→ **WHAT THE TASK REQUIRES**
Every record must appear in your reply exactly as written.

LISTED ENTRIES: Begin

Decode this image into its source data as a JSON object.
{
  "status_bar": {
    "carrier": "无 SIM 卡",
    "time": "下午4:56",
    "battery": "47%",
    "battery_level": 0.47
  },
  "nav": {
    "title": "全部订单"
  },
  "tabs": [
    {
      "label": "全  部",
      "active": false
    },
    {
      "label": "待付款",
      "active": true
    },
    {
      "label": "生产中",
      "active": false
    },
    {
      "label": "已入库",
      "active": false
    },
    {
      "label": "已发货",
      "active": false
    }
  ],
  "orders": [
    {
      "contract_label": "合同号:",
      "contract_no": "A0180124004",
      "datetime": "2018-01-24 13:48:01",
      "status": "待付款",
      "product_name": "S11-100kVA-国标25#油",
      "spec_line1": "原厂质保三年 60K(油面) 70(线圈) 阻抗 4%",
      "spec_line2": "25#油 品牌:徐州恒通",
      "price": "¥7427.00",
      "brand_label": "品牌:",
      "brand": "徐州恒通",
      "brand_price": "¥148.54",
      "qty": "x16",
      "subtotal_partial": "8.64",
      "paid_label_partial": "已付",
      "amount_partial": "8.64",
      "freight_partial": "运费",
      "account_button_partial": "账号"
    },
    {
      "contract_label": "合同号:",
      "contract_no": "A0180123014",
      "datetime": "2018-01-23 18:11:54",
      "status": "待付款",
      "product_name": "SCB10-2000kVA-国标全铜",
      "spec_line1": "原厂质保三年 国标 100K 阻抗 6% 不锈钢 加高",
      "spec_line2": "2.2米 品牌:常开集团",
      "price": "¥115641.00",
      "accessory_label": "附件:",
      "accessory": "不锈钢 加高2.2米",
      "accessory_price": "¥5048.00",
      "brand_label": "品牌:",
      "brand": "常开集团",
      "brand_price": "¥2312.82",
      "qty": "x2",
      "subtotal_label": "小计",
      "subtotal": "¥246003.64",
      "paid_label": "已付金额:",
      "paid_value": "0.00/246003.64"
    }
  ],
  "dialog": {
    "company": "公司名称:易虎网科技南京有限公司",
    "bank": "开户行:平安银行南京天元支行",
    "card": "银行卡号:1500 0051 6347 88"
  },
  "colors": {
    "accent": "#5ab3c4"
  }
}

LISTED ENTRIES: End

→ **SOLUTION FOR THIS EXERCISE**
Decode this image into its source data as a JSON object.
{
  "status_bar": {
    "carrier": "无 SIM 卡",
    "time": "下午4:56",
    "battery": "47%",
    "battery_level": 0.47
  },
  "nav": {
    "title": "全部订单"
  },
  "tabs": [
    {
      "label": "全  部",
      "active": false
    },
    {
      "label": "待付款",
      "active": true
    },
    {
      "label": "生产中",
      "active": false
    },
    {
      "label": "已入库",
      "active": false
    },
    {
      "label": "已发货",
      "active": false
    }
  ],
  "orders": [
    {
      "contract_label": "合同号:",
      "contract_no": "A0180124004",
      "datetime": "2018-01-24 13:48:01",
      "status": "待付款",
      "product_name": "S11-100kVA-国标25#油",
      "spec_line1": "原厂质保三年 60K(油面) 70(线圈) 阻抗 4%",
      "spec_line2": "25#油 品牌:徐州恒通",
      "price": "¥7427.00",
      "brand_label": "品牌:",
      "brand": "徐州恒通",
      "brand_price": "¥148.54",
      "qty": "x16",
      "subtotal_partial": "8.64",
      "paid_label_partial": "已付",
      "amount_partial": "8.64",
      "freight_partial": "运费",
      "account_button_partial": "账号"
    },
    {
      "contract_label": "合同号:",
      "contract_no": "A0180123014",
      "datetime": "2018-01-23 18:11:54",
      "status": "待付款",
      "product_name": "SCB10-2000kVA-国标全铜",
      "spec_line1": "原厂质保三年 国标 100K 阻抗 6% 不锈钢 加高",
      "spec_line2": "2.2米 品牌:常开集团",
      "price": "¥115641.00",
      "accessory_label": "附件:",
      "accessory": "不锈钢 加高2.2米",
      "accessory_price": "¥5048.00",
      "brand_label": "品牌:",
      "brand": "常开集团",
      "brand_price": "¥2312.82",
      "qty": "x2",
      "subtotal_label": "小计",
      "subtotal": "¥246003.64",
      "paid_label": "已付金额:",
      "paid_value": "0.00/246003.64"
    }
  ],
  "dialog": {
    "company": "公司名称:易虎网科技南京有限公司",
    "bank": "开户行:平安银行南京天元支行",
    "card": "银行卡号:1500 0051 6347 88"
  },
  "colors": {
    "accent": "#5ab3c4"
  }
}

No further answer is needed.